Hanwha is quickly incorporating PSM’s technology within its portfolio of low-carbon ventures. Alongside the hydrogen fuel cells project noted above, Hanwha will be relocating and retrofitting a 7EA unit installed with the latest generation of FlameSheet at the nearby Korea Western Power Co. power plant targeting 50% hydrogen by volume in the first phase, expected to be completed in 2023.
In addition to PSM, Hanwha’s low-carbon investment portfolio includes the companies 174 Power Global, which focuses on solar project development and energy storage, and Q-Cells, which produces solar panels. Among projects in 174 Power Global’s queue is a green hydrogen facility its developing at the company’s Atlas Energy Park in Arizona. When fully commissioned, the site is expected to produce up to 8 metric tons of green hydrogen daily using a fleet of solar panels and electolyzers.
100% Hydrogen–Fueled Reciprocating Engines

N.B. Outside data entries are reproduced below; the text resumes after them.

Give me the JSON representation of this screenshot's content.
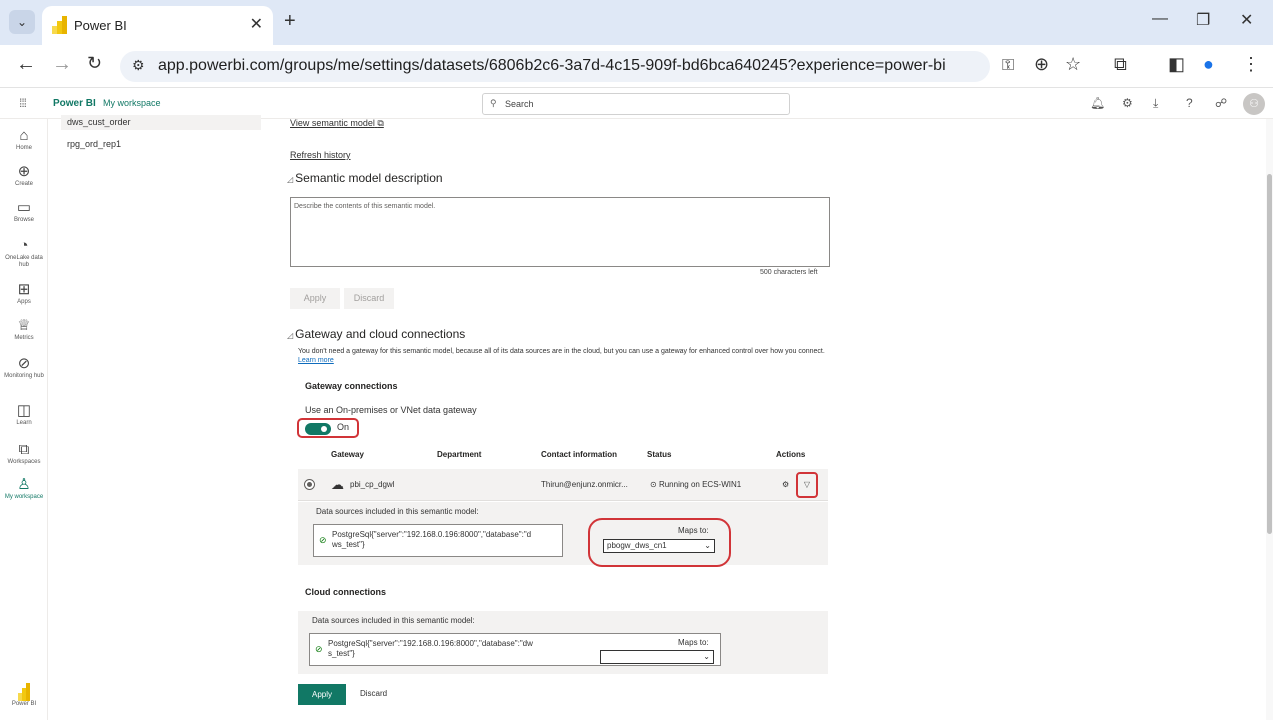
{
  "browser": {
    "tab_title": "Power BI",
    "url": "app.powerbi.com/groups/me/settings/datasets/6806b2c6-3a7d-4c15-909f-bd6bca640245?experience=power-bi"
  },
  "header": {
    "brand": "Power BI",
    "workspace": "My workspace",
    "search_placeholder": "Search"
  },
  "leftnav": {
    "home": "Home",
    "create": "Create",
    "browse": "Browse",
    "onelake": "OneLake data hub",
    "apps": "Apps",
    "metrics": "Metrics",
    "monitoring": "Monitoring hub",
    "learn": "Learn",
    "workspaces": "Workspaces",
    "my_workspace": "My workspace",
    "powerbi": "Power BI"
  },
  "sublist": {
    "items": [
      "dws_cust_order",
      "rpg_ord_rep1"
    ]
  },
  "main": {
    "view_model_link": "View semantic model",
    "refresh_history": "Refresh history",
    "description_title": "Semantic model description",
    "description_placeholder": "Describe the contents of this semantic model.",
    "chars_left": "500 characters left",
    "apply": "Apply",
    "discard": "Discard",
    "gateway_title": "Gateway and cloud connections",
    "gateway_info": "You don't need a gateway for this semantic model, because all of its data sources are in the cloud, but you can use a gateway for enhanced control over how you connect.",
    "learn_more": "Learn more",
    "gateway_connections": "Gateway connections",
    "use_gateway": "Use an On-premises or VNet data gateway",
    "toggle_state": "On",
    "columns": {
      "gateway": "Gateway",
      "department": "Department",
      "contact": "Contact information",
      "status": "Status",
      "actions": "Actions"
    },
    "gateway_row": {
      "name": "pbi_cp_dgwl",
      "contact": "Thirun@enjunz.onmicr...",
      "status": "Running on ECS-WIN1"
    },
    "ds_included": "Data sources included in this semantic model:",
    "gw_ds_line1": "PostgreSql{\"server\":\"192.168.0.196:8000\",\"database\":\"d",
    "gw_ds_line2": "ws_test\"}",
    "maps_to": "Maps to:",
    "gw_mapping": "pbogw_dws_cn1",
    "cloud_connections": "Cloud connections",
    "cloud_ds_line1": "PostgreSql{\"server\":\"192.168.0.196:8000\",\"database\":\"dw",
    "cloud_ds_line2": "s_test\"}",
    "cloud_mapping": "",
    "apply_final": "Apply",
    "discard_final": "Discard"
  },
  "colors": {
    "accent": "#117865",
    "highlight": "#d13438"
  }
}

Hyosung Heavy Industries announced in November 2021 that it would undertake a project that will also run on hydrogen produced as a byproduct at a chemical plant. In this case, however, the hydrogen will be used to fuel an INNIO Jenbacher engine. The company says the pilot hydrogen power plant, which will be built at the Hyosung Chemical Yongyeon Plant in Ulsan, South Korea, will be “the second power plant in the 1-MW range that can be fueled with 100% hydrogen.”

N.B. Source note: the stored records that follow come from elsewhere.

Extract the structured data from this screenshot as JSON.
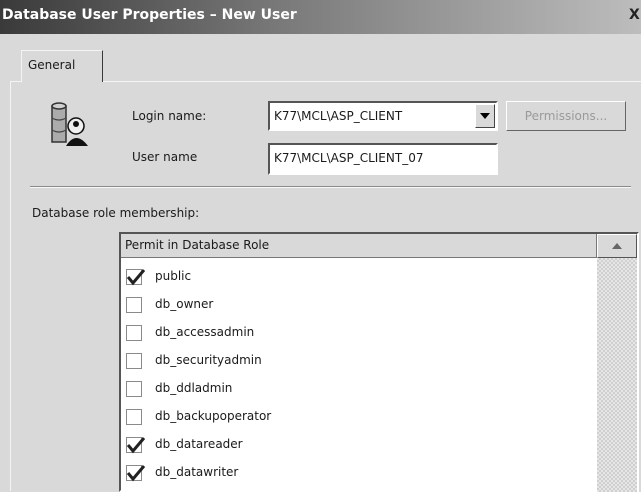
{
  "window": {
    "title": "Database User Properties – New User",
    "close_glyph": "X"
  },
  "tabs": [
    {
      "label": "General",
      "selected": true
    }
  ],
  "form": {
    "login_label": "Login name:",
    "login_value": "K77\\MCL\\ASP_CLIENT",
    "permissions_label": "Permissions...",
    "user_label": "User name",
    "user_value": "K77\\MCL\\ASP_CLIENT_07"
  },
  "roles_section": {
    "label": "Database role membership:",
    "header": "Permit in Database Role",
    "roles": [
      {
        "name": "public",
        "checked": true
      },
      {
        "name": "db_owner",
        "checked": false
      },
      {
        "name": "db_accessadmin",
        "checked": false
      },
      {
        "name": "db_securityadmin",
        "checked": false
      },
      {
        "name": "db_ddladmin",
        "checked": false
      },
      {
        "name": "db_backupoperator",
        "checked": false
      },
      {
        "name": "db_datareader",
        "checked": true
      },
      {
        "name": "db_datawriter",
        "checked": true
      }
    ]
  },
  "icons": {
    "user": "database-user-icon",
    "combo_arrow": "chevron-down-icon",
    "scroll_up": "scroll-up-arrow-icon",
    "check": "check-icon"
  },
  "colors": {
    "title_bar_start": "#3a3a3a",
    "title_bar_end": "#bdbdbd",
    "dialog_bg": "#d9d9d9"
  }
}
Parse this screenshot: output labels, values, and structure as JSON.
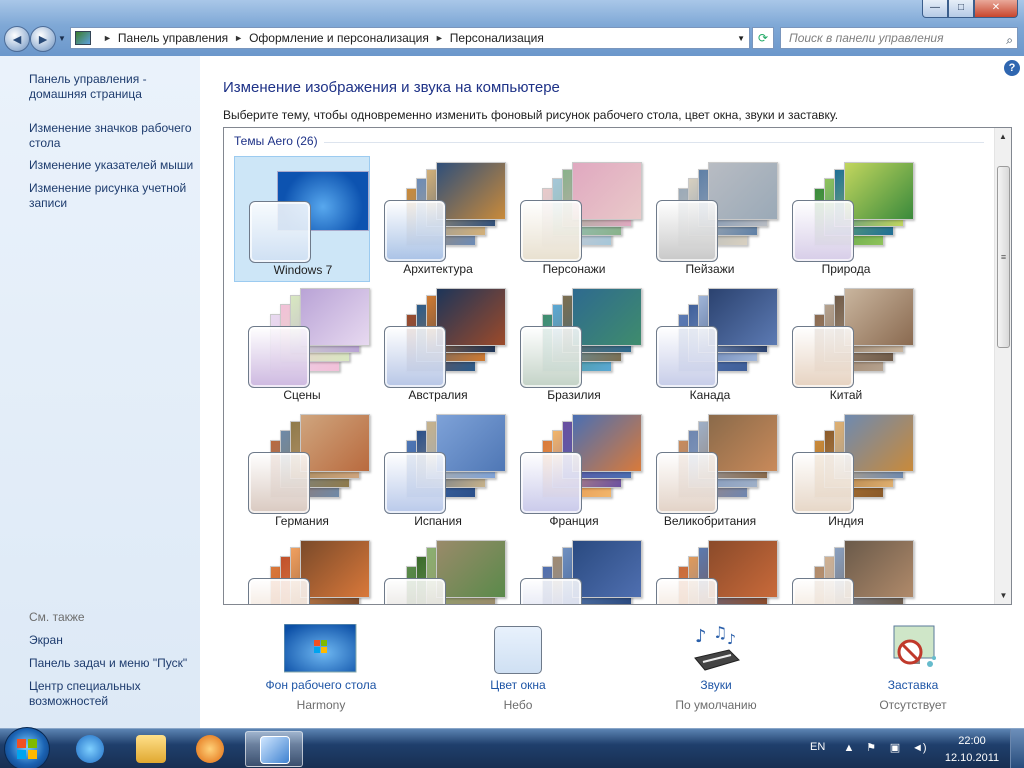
{
  "window": {
    "controls": {
      "minimize": "—",
      "maximize": "□",
      "close": "✕"
    }
  },
  "address_bar": {
    "crumbs": [
      "Панель управления",
      "Оформление и персонализация",
      "Персонализация"
    ],
    "search_placeholder": "Поиск в панели управления"
  },
  "left_pane": {
    "links": [
      "Панель управления - домашняя страница",
      "Изменение значков рабочего стола",
      "Изменение указателей мыши",
      "Изменение рисунка учетной записи"
    ],
    "see_also_label": "См. также",
    "see_also": [
      "Экран",
      "Панель задач и меню \"Пуск\"",
      "Центр специальных возможностей"
    ]
  },
  "main": {
    "title": "Изменение изображения и звука на компьютере",
    "description": "Выберите тему, чтобы одновременно изменить фоновый рисунок рабочего стола, цвет окна, звуки и заставку.",
    "group_header": "Темы Aero (26)",
    "themes": [
      {
        "name": "Windows 7",
        "selected": true,
        "swatch": "#cfe0f3",
        "colors": [
          "#1b64c4",
          "#4aa0ea",
          "#2a7ad5",
          "#0d4ea8"
        ]
      },
      {
        "name": "Архитектура",
        "swatch": "#a9c2e6",
        "colors": [
          "#c98a3a",
          "#6b8bb7",
          "#d3b078",
          "#2f4f7a"
        ]
      },
      {
        "name": "Персонажи",
        "swatch": "#e8e0cf",
        "colors": [
          "#e9c9c9",
          "#a5c7d9",
          "#89b28a",
          "#e0a8c0"
        ]
      },
      {
        "name": "Пейзажи",
        "swatch": "#c8c8c8",
        "colors": [
          "#9aa9b7",
          "#d8d0c0",
          "#5e7fa6",
          "#b8bcc3"
        ]
      },
      {
        "name": "Природа",
        "swatch": "#d7cde8",
        "colors": [
          "#3a8a3c",
          "#8fc35a",
          "#1f6f96",
          "#c2d65e"
        ]
      },
      {
        "name": "Сцены",
        "swatch": "#cdb8e0",
        "colors": [
          "#e7d9f0",
          "#f2c0d8",
          "#d8e8c0",
          "#b9a3d6"
        ]
      },
      {
        "name": "Австралия",
        "swatch": "#b7c6e6",
        "colors": [
          "#9c4a2a",
          "#2a5c8c",
          "#d07a30",
          "#1d3559"
        ]
      },
      {
        "name": "Бразилия",
        "swatch": "#c3d2c6",
        "colors": [
          "#3f8c6d",
          "#5aa8d4",
          "#7c6e50",
          "#2e6a8f"
        ]
      },
      {
        "name": "Канада",
        "swatch": "#c6cce8",
        "colors": [
          "#5c7ab3",
          "#3f5f9a",
          "#a0b5d8",
          "#2b426f"
        ]
      },
      {
        "name": "Китай",
        "swatch": "#e6d2c0",
        "colors": [
          "#8a6a50",
          "#b5a28f",
          "#6f5a47",
          "#c9b59e"
        ]
      },
      {
        "name": "Германия",
        "swatch": "#d9c9c0",
        "colors": [
          "#b96a3e",
          "#6e8aa8",
          "#8f7a4a",
          "#cfa57e"
        ]
      },
      {
        "name": "Испания",
        "swatch": "#b9c9ea",
        "colors": [
          "#4f77b5",
          "#2a4f8a",
          "#c7b28a",
          "#7ea2d8"
        ]
      },
      {
        "name": "Франция",
        "swatch": "#c9c9ea",
        "colors": [
          "#d97a3a",
          "#f2b66a",
          "#6a4fa0",
          "#4a6fb3"
        ]
      },
      {
        "name": "Великобритания",
        "swatch": "#e2d2c6",
        "colors": [
          "#c98a5a",
          "#6e86b0",
          "#9fb0c8",
          "#8a6a4a"
        ]
      },
      {
        "name": "Индия",
        "swatch": "#e6d6c6",
        "colors": [
          "#c98a3a",
          "#8a5a2a",
          "#e0b070",
          "#6e8ab0"
        ]
      },
      {
        "name": "",
        "swatch": "#ead6c6",
        "colors": [
          "#d9783a",
          "#c0502a",
          "#f0a060",
          "#7a4a2a"
        ]
      },
      {
        "name": "",
        "swatch": "#d6d2cc",
        "colors": [
          "#5a8a4a",
          "#3a6a2a",
          "#8ab070",
          "#9a8a6a"
        ]
      },
      {
        "name": "",
        "swatch": "#cdd2ea",
        "colors": [
          "#4f6fb0",
          "#a08a70",
          "#7090c0",
          "#2a4a80"
        ]
      },
      {
        "name": "",
        "swatch": "#ead6c6",
        "colors": [
          "#c96a3a",
          "#e09a5a",
          "#5a7ab0",
          "#8a4a2a"
        ]
      },
      {
        "name": "",
        "swatch": "#ead8c6",
        "colors": [
          "#b08a6a",
          "#d0b090",
          "#8aa0c0",
          "#6a5a4a"
        ]
      }
    ]
  },
  "bottom": [
    {
      "title": "Фон рабочего стола",
      "value": "Harmony",
      "icon": "wallpaper-icon"
    },
    {
      "title": "Цвет окна",
      "value": "Небо",
      "icon": "window-color-icon"
    },
    {
      "title": "Звуки",
      "value": "По умолчанию",
      "icon": "sounds-icon"
    },
    {
      "title": "Заставка",
      "value": "Отсутствует",
      "icon": "screensaver-icon"
    }
  ],
  "taskbar": {
    "language": "EN",
    "time": "22:00",
    "date": "12.10.2011",
    "apps": [
      "Internet Explorer",
      "Проводник",
      "Проигрыватель Windows Media",
      "Панель управления"
    ]
  }
}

The first was completed in 2020. INNIO and HanseWerk Natur partnered on that project, which converted a combined heat and power (CHP) plant in the Othmarschen area of Hamburg, Germany, and involved field testing using variable hydrogen and natural gas mixtures up to 100% hydrogen. The converted CHP plant provides local heating for 30 residential buildings, a sports center, a daycare center, and the Othmarschen Park leisure complex. The electricity generated by the plant feeds electric vehicle charging points in Othmarschen’s multi-level parking garage, as well as to the local power grid. INNIO said that projects like these are “a key milestone on the path toward climate neutrality since green hydrogen is an important part of the solution.”
“A particularly attractive aspect of our gas engine technology is that existing natural gas engines can also be converted to run on hydrogen. This offers operators security of investment, with the added benefit that the existing infrastructure can not only be utilized in the longer term, but also deployed in a way that is environmentally sound,” Carlos Lange, president and CEO of INNIO, said in a statement when field testing began on the project in late 2020.
—Aaron Larson is POWER’s executive editor.